The Friends of Laffite Corridor, spearheaded by executive director Sophie Harris, held a community workshop Wednesday night to discuss how to integrate local foods through community gardens and farmers markets through local partnership with organizations such as Sprout NOLA and the Crescent City Farmers Market.
Source: Mid-City Messenger
Neighbors would like to see local businesses, not chain stores, at the site of the old Home Depot
Carrollton Avenue between Bienville Street and Orleans Avenue has come to be known — not so affectionately — as Little Metairie. The Mid-City Market opened in 2013 with a mix of local shops sharing space with suburban storefronts, a sprawling parking lot and national chains like Panera Bread, Pei Wei Asian Diner, Pizza Hut and Office Depot. Anchoring the development is Winn-Dixie, setting up shop across Carrollton from its grocery store competitor Rouses.
Both developments share space with the burgeoning Lafitte Greenway, an ambitious 2.6-mile "linear" park, pedestrian and bike path and green space that spans from Treme's Louis Armstrong Park to Lakeview. A bike lane runs alongside Rouses and crosses Carrollton to the Mid-City Market.
Source: The Gambit
The Friends of Lafitte Corridor want to jump-start urban farming along the Lafitte Greenway, a $9 million linear park scheduled to open this summer, but it's up to the community to decide how and where to do that.
Those interested in helping formulate a plan are invited to attend meetings scheduled for Wednesday and Friday (May 27 and 29).

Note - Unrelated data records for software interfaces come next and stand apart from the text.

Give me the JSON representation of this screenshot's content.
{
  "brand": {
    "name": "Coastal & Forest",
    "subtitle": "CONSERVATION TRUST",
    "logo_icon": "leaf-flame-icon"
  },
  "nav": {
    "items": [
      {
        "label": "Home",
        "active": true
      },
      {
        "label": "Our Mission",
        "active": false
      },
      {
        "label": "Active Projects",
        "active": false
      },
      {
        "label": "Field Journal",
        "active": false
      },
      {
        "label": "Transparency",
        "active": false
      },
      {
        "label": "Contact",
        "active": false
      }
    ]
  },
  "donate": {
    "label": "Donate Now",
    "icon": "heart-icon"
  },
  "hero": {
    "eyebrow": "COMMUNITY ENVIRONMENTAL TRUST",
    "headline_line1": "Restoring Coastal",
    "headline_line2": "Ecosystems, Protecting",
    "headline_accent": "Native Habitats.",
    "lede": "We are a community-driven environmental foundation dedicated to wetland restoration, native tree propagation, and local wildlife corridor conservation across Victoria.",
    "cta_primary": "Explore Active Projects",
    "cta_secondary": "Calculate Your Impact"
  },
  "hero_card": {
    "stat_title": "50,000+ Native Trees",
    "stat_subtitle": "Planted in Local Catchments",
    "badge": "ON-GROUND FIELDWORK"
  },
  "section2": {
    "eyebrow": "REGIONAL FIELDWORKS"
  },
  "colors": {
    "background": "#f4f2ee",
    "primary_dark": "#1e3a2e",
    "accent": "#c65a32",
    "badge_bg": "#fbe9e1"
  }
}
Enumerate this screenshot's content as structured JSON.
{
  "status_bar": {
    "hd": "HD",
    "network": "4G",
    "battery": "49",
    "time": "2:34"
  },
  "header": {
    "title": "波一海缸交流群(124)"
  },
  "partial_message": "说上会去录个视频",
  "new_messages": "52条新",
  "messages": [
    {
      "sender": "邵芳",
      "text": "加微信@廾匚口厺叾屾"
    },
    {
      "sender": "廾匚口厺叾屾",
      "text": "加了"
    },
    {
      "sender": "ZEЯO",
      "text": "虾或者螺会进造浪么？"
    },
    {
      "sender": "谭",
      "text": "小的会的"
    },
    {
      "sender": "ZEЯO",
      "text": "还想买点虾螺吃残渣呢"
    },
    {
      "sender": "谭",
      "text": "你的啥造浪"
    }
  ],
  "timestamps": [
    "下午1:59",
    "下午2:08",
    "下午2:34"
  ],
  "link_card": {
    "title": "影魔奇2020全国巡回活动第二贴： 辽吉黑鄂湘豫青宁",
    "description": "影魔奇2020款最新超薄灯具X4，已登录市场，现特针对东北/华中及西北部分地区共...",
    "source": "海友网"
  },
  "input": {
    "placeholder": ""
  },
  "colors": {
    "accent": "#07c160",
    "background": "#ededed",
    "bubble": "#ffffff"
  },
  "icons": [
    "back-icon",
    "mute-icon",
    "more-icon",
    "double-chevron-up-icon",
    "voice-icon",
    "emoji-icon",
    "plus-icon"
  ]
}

The Friends of Lafitte Corridor, a nonprofit group dedicated to improving the new park, won a spot in the White House's Local Foods Local Places program, which aims to improve livability and access to fresh food. Options could include a farmers' market, community gardens and other urban farming programs. The initiative targets the full Lafitte Corridor, so projects could be focused in the park or surrounding neighborhoods, said Sophie Harris, Friends of Lafitte director.